Underground power and the big green box
Electricity might flow into your neighborhood over your head, or under your feet. It’s easy to spot wires on top of those wooden poles and figure out how electricity gets delivered by overhead lines. But there’s also a way to deduce that you’ve got underground lines—look for green metal boxes about the size of a mini-fridge sitting in people’s front yards.
They’re called pad-mounted transformers and they do the same thing as those gray cans up on top of the poles—step higher-voltage electricity down so it’s more useful and safer for your home. The major difference is a pad-mounted transformer connects to underground power lines.
No one’s exactly sure what share of power lines in the U.S. are underground, but one industry study estimated 18 percent. To a lot of people, underground lines look better. But they’re more expensive to install. A lot more. As much as five or 10 times the cost, according to the U.S. Energy Information Administration. And while falling trees and cars crashing into poles can knock out above-ground power lines, underground problems can be more difficult to pinpoint and correct.
The big green boxes that connect power lines look surprisingly simple inside—wires come in and go out through the transformer.
Now that you know what they are, you don’t have to go looking inside, and you shouldn’t. Those locked boxes are routing a lot of electricity, so only expert lineworkers should be near the equipment.
Never use pad-mounted transformers as benches while waiting for the school bus, and kids should never play on or near them. Don’t plant landscaping around pad-mounted transformers because our crews may need to get to them, and roots can interfere with the underground wires. Never dig near a pad-mounted transformer––remember to dial 8-1-1 for any outdoor projects that require digging.

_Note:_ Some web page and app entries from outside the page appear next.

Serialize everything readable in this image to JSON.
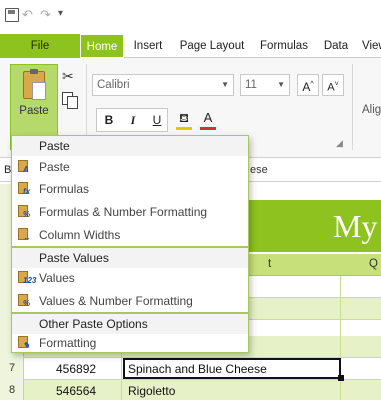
{
  "tabs": {
    "file": "File",
    "home": "Home",
    "insert": "Insert",
    "page_layout": "Page Layout",
    "formulas": "Formulas",
    "data": "Data",
    "view": "View"
  },
  "ribbon": {
    "paste_label": "Paste",
    "font_name": "Calibri",
    "font_size": "11",
    "grow_font": "A",
    "shrink_font": "A",
    "bold": "B",
    "italic": "I",
    "underline": "U",
    "font_color_letter": "A",
    "alignment_label": "Alig"
  },
  "formula_bar": {
    "name_box": "B",
    "content": "ese"
  },
  "sheet": {
    "title_text": "My",
    "header_t": "t",
    "header_q": "Q",
    "rows": [
      {
        "num": "7",
        "id": "456892",
        "name": "Spinach and Blue Cheese"
      },
      {
        "num": "8",
        "id": "546564",
        "name": "Rigoletto"
      }
    ]
  },
  "paste_menu": {
    "section_paste": "Paste",
    "items_paste": [
      {
        "label": "Paste",
        "icon": "paste-icon"
      },
      {
        "label": "Formulas",
        "icon": "paste-formulas-icon"
      },
      {
        "label": "Formulas & Number Formatting",
        "icon": "paste-formulas-number-icon"
      },
      {
        "label": "Column Widths",
        "icon": "column-widths-icon"
      }
    ],
    "section_values": "Paste Values",
    "items_values": [
      {
        "label": "Values",
        "icon": "paste-values-icon"
      },
      {
        "label": "Values & Number Formatting",
        "icon": "values-number-formatting-icon"
      }
    ],
    "section_other": "Other Paste Options",
    "items_other": [
      {
        "label": "Formatting",
        "icon": "formatting-icon"
      }
    ]
  },
  "colors": {
    "accent": "#8dc21f",
    "header_fill": "#c8e07a",
    "alt_row": "#e6f1c7"
  }
}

Whether you’re around underground or overhead utility equipment, the same safety rules apply—stay away from power lines.